▸ **Work instruction**
Write the records out again, exactly as they stand below.

▸ **Source data**
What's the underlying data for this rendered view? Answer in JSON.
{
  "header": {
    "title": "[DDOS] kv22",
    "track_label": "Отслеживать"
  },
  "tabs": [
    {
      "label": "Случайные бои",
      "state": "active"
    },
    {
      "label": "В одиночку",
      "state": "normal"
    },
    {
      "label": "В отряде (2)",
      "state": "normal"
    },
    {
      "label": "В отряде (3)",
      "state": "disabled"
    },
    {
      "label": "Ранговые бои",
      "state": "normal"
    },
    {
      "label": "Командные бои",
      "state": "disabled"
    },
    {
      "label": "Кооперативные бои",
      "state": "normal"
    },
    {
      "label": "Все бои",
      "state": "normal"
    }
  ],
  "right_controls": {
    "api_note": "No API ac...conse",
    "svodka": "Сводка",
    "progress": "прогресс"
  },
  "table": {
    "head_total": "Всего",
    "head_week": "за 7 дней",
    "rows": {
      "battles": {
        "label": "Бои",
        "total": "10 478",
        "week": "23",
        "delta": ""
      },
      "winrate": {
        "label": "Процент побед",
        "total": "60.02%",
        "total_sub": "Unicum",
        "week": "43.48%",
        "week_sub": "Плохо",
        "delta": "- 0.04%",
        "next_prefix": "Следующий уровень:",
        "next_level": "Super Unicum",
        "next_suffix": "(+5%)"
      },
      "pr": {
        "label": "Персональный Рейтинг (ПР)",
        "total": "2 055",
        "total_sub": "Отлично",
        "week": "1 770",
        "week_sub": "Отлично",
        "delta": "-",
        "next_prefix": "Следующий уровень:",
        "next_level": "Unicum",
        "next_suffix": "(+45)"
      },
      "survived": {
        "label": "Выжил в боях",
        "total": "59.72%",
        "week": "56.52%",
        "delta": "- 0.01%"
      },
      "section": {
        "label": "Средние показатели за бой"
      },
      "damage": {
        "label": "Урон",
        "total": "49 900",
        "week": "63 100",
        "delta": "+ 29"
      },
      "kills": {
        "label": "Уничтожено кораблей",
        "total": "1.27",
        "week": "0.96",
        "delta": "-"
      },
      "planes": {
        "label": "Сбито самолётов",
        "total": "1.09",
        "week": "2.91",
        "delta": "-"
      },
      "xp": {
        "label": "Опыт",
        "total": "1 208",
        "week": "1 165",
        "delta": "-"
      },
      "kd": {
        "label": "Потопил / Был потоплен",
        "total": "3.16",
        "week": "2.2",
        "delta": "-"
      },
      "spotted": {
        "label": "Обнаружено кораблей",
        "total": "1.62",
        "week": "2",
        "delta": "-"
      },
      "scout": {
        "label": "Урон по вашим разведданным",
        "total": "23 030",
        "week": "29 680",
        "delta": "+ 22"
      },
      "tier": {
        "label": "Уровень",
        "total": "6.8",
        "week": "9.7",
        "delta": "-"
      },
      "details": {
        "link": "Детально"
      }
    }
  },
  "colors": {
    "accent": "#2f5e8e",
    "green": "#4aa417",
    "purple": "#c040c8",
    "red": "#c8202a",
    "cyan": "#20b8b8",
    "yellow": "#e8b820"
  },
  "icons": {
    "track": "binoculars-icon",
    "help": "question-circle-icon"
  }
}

▸ **Task result**
What's the underlying data for this rendered view? Answer in JSON.
{
  "header": {
    "title": "[DDOS] kv22",
    "track_label": "Отслеживать"
  },
  "tabs": [
    {
      "label": "Случайные бои",
      "state": "active"
    },
    {
      "label": "В одиночку",
      "state": "normal"
    },
    {
      "label": "В отряде (2)",
      "state": "normal"
    },
    {
      "label": "В отряде (3)",
      "state": "disabled"
    },
    {
      "label": "Ранговые бои",
      "state": "normal"
    },
    {
      "label": "Командные бои",
      "state": "disabled"
    },
    {
      "label": "Кооперативные бои",
      "state": "normal"
    },
    {
      "label": "Все бои",
      "state": "normal"
    }
  ],
  "right_controls": {
    "api_note": "No API ac...conse",
    "svodka": "Сводка",
    "progress": "прогресс"
  },
  "table": {
    "head_total": "Всего",
    "head_week": "за 7 дней",
    "rows": {
      "battles": {
        "label": "Бои",
        "total": "10 478",
        "week": "23",
        "delta": ""
      },
      "winrate": {
        "label": "Процент побед",
        "total": "60.02%",
        "total_sub": "Unicum",
        "week": "43.48%",
        "week_sub": "Плохо",
        "delta": "- 0.04%",
        "next_prefix": "Следующий уровень:",
        "next_level": "Super Unicum",
        "next_suffix": "(+5%)"
      },
      "pr": {
        "label": "Персональный Рейтинг (ПР)",
        "total": "2 055",
        "total_sub": "Отлично",
        "week": "1 770",
        "week_sub": "Отлично",
        "delta": "-",
        "next_prefix": "Следующий уровень:",
        "next_level": "Unicum",
        "next_suffix": "(+45)"
      },
      "survived": {
        "label": "Выжил в боях",
        "total": "59.72%",
        "week": "56.52%",
        "delta": "- 0.01%"
      },
      "section": {
        "label": "Средние показатели за бой"
      },
      "damage": {
        "label": "Урон",
        "total": "49 900",
        "week": "63 100",
        "delta": "+ 29"
      },
      "kills": {
        "label": "Уничтожено кораблей",
        "total": "1.27",
        "week": "0.96",
        "delta": "-"
      },
      "planes": {
        "label": "Сбито самолётов",
        "total": "1.09",
        "week": "2.91",
        "delta": "-"
      },
      "xp": {
        "label": "Опыт",
        "total": "1 208",
        "week": "1 165",
        "delta": "-"
      },
      "kd": {
        "label": "Потопил / Был потоплен",
        "total": "3.16",
        "week": "2.2",
        "delta": "-"
      },
      "spotted": {
        "label": "Обнаружено кораблей",
        "total": "1.62",
        "week": "2",
        "delta": "-"
      },
      "scout": {
        "label": "Урон по вашим разведданным",
        "total": "23 030",
        "week": "29 680",
        "delta": "+ 22"
      },
      "tier": {
        "label": "Уровень",
        "total": "6.8",
        "week": "9.7",
        "delta": "-"
      },
      "details": {
        "link": "Детально"
      }
    }
  },
  "colors": {
    "accent": "#2f5e8e",
    "green": "#4aa417",
    "purple": "#c040c8",
    "red": "#c8202a",
    "cyan": "#20b8b8",
    "yellow": "#e8b820"
  },
  "icons": {
    "track": "binoculars-icon",
    "help": "question-circle-icon"
  }
}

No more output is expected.